Work item —
Records follow. Pull out every line that contains "Validate".

+++

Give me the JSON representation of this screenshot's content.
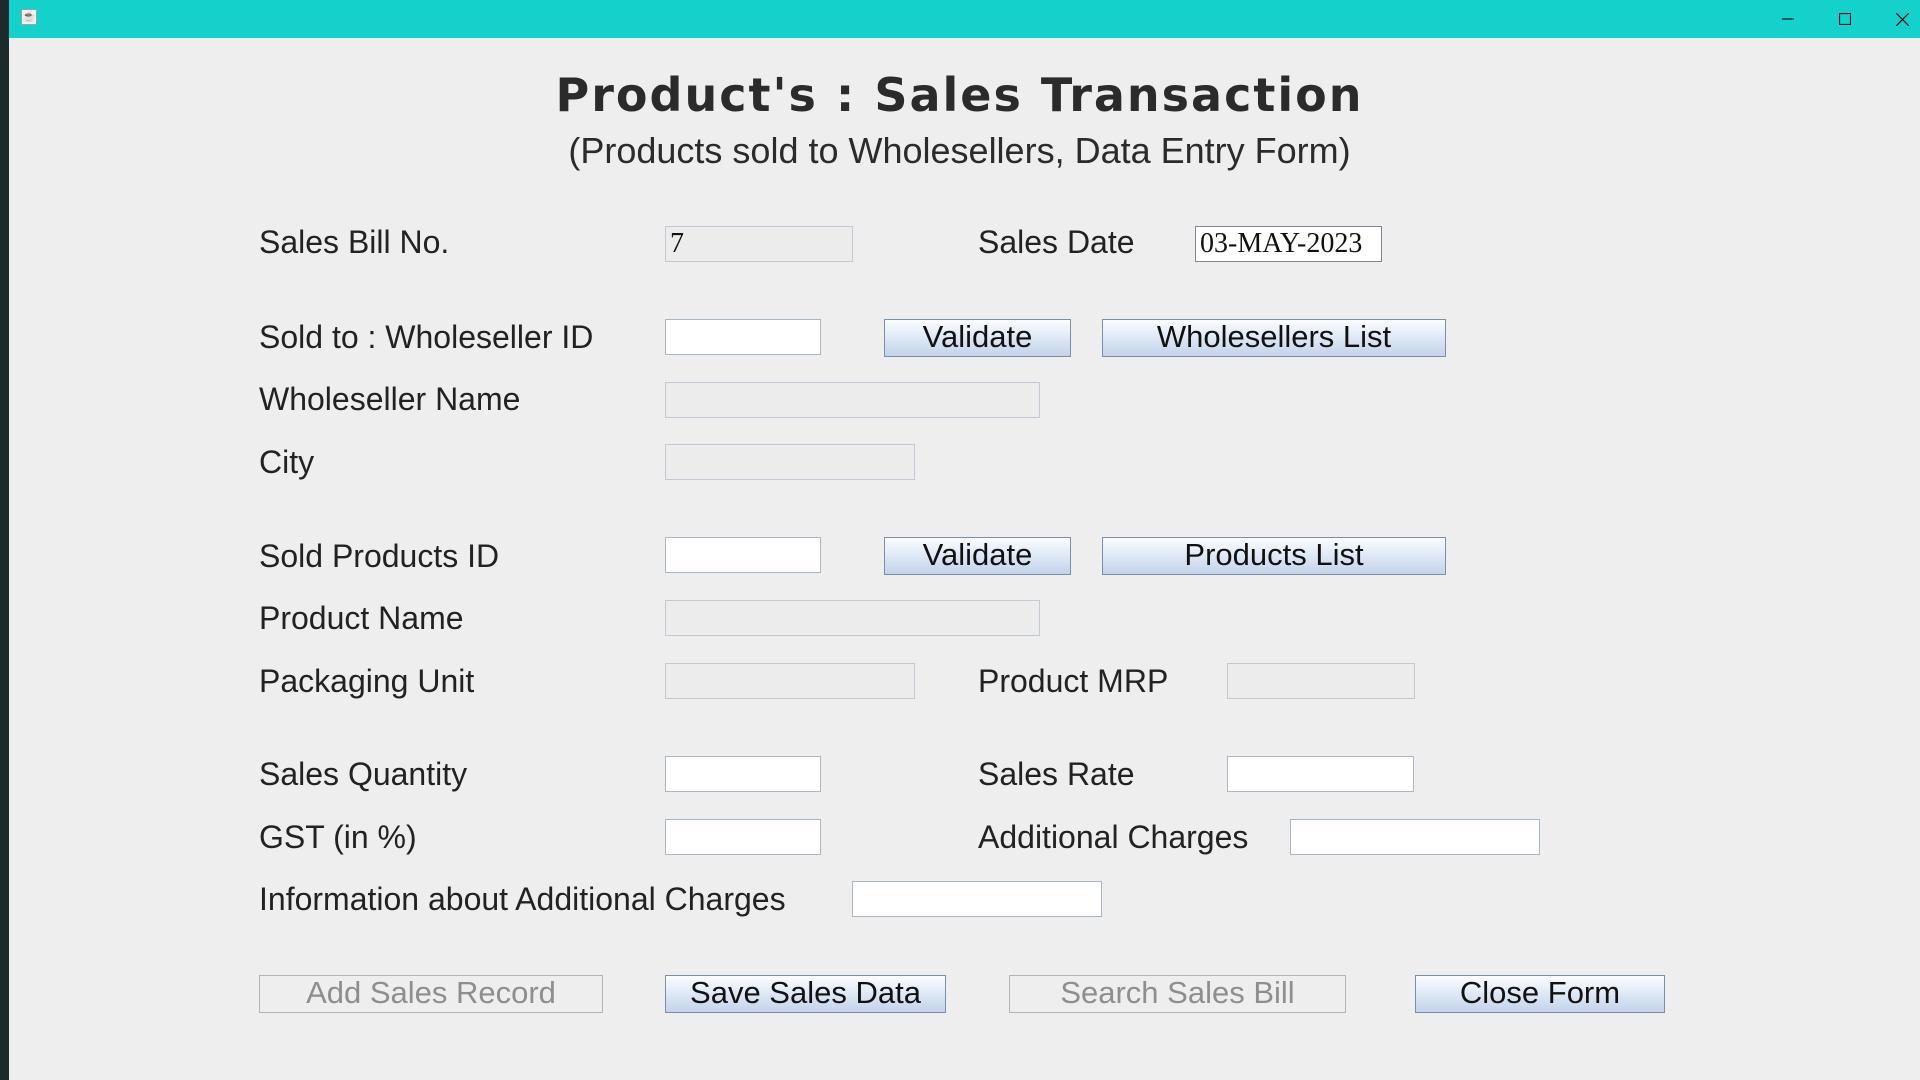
{
  "window": {
    "minimize": "minimize",
    "maximize": "maximize",
    "close": "close"
  },
  "header": {
    "title": "Product's : Sales Transaction",
    "subtitle": "(Products sold to Wholesellers, Data Entry Form)"
  },
  "form": {
    "sales_bill_no": {
      "label": "Sales Bill No.",
      "value": "7"
    },
    "sales_date": {
      "label": "Sales Date",
      "value": "03-MAY-2023"
    },
    "wholeseller_id": {
      "label": "Sold to : Wholeseller ID",
      "value": ""
    },
    "wholeseller_name": {
      "label": "Wholeseller Name",
      "value": ""
    },
    "city": {
      "label": "City",
      "value": ""
    },
    "product_id": {
      "label": "Sold Products ID",
      "value": ""
    },
    "product_name": {
      "label": "Product Name",
      "value": ""
    },
    "packaging_unit": {
      "label": "Packaging Unit",
      "value": ""
    },
    "product_mrp": {
      "label": "Product MRP",
      "value": ""
    },
    "sales_quantity": {
      "label": "Sales Quantity",
      "value": ""
    },
    "sales_rate": {
      "label": "Sales Rate",
      "value": ""
    },
    "gst": {
      "label": "GST (in %)",
      "value": ""
    },
    "additional_charges": {
      "label": "Additional Charges",
      "value": ""
    },
    "additional_info": {
      "label": "Information about Additional Charges",
      "value": ""
    }
  },
  "buttons": {
    "validate_wholeseller": "Validate",
    "wholesellers_list": "Wholesellers List",
    "validate_product": "Validate",
    "products_list": "Products List",
    "add_sales_record": "Add Sales Record",
    "save_sales_data": "Save Sales Data",
    "search_sales_bill": "Search Sales Bill",
    "close_form": "Close Form"
  }
}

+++

Result below —
    "validate_wholeseller": "Validate",
    "validate_product": "Validate",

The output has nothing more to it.